  3. You realize that you were raised without lots of things people take for granted these days, including:
    • No cordless phones, in fact, it was kind of cool to have a really long cord so you could go into the pantry or a close room with a door so you could have a “private” conversation.
    • No party lines. We had a party line when I was growing up. That meant that you had to pick up the phone and listen to see if another household was using the shared line. I feel sorry for the people who were on our party line. There were five of us kids and once we were in junior high and high school, one of us was on the phone all the time.
    • No phone numbers with letters. I vaguely remember when I was young giving your phone number as Woodman 4-1234 (or whatever your phone number was). The “Woodman” were the numbers associated with the “W” and the “O,” which were “9” and “6.”
    • No remote control–like at all–no remote. The only “remote” control was your parents making you get up to turn the channels–all 5 of them (if you count the UHF channels)–with a dial that clicked through one at a time, because if you went too fast, your dad would surely be yelling at you that  you were going to “break the damn TV.”
    • No rabbit ears. When all the TV you had was airwaves, you had to have a set of “rabbit ears” that were inside antennas that you could adjust, put aluminum foil on, and adjust again to get a good picture. Unfortunately, we couldn’t talk my little brother into holding them juuuust so and standing there so they didn’t move and we had a perfect picture, so we usually watched a less than perfect picture.
    • No device to be in contact with your parents. We actually went to school without any contact with our parents (or anyone else) unless we were in the principal’s office or with the school nurse and they called your parents. Then once we got home, we dropped our stuff, did homework if we had it, and ran outside to play. Usually you were expected back home either when you heard your mom yelling your name out the door or when the street lights came on (the universal signal to “get your butt home”).
    • No research materials at home. We had to go to the library to do research for school work. If you had encyclopedias at home, they didn’t include accurate information for very long, so most families did not bother.
  4. You remember riding in cars with no seat belts, including lying down in the back of the station wagon or on the shelf in the back window.

But the inspiration for this list was when I was at Disneyland recently and we were waiting in a very full waiting area for our dinner reservations, a younger (probably in her 30s) woman asked me if I wanted her seat. I declined and looked at my daughter, who was doing her best to stifle a laugh. This was a real dose of reality for me. I like to think I don’t look my age, so when someone obviously thinks I do, it was really painful for me. But at least she had good manners. I’ll have to focus on that.

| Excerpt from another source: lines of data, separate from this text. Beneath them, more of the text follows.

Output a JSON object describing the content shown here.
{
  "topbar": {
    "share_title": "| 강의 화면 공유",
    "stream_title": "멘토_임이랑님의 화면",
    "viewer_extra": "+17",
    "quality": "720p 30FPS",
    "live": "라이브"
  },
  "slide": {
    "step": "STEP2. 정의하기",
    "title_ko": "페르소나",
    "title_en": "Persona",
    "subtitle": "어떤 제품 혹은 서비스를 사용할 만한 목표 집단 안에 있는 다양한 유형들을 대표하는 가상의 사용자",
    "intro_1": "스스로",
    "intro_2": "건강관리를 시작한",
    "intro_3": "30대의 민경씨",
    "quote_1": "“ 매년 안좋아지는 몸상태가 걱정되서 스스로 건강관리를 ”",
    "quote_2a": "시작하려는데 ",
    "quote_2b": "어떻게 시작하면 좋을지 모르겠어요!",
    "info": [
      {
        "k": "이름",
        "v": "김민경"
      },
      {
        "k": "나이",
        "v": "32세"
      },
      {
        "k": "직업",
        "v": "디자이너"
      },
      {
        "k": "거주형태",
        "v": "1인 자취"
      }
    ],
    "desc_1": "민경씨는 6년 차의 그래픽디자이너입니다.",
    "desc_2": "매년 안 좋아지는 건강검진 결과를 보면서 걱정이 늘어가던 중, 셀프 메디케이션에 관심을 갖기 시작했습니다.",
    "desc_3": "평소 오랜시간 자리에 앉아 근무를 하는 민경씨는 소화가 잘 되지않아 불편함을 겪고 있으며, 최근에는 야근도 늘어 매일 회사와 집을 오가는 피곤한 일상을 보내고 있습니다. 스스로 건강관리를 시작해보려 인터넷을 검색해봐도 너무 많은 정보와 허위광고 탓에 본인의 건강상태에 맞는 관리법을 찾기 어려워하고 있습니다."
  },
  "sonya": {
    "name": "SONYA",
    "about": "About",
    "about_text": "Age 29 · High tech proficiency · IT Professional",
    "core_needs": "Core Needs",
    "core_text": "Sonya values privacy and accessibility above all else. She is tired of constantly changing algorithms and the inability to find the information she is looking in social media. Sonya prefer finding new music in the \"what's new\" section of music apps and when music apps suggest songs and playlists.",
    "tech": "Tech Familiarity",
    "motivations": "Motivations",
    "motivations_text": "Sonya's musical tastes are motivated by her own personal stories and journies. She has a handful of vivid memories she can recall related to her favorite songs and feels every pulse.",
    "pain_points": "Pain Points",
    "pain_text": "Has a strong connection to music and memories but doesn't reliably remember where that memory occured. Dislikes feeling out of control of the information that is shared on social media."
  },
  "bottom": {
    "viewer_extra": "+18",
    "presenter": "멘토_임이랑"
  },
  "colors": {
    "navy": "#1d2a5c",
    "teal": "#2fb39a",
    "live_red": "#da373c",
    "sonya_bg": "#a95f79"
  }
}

This list is my no means complete. Another problem with getting older is that your memory really does go. All those years and all those people saying it and I did not believe it, until I started forgetting things. Like a LOT! So I’m sure I’ve forgotten some major signs of getting old. What are the things that make you feel like you’re old? Please list those in the comments.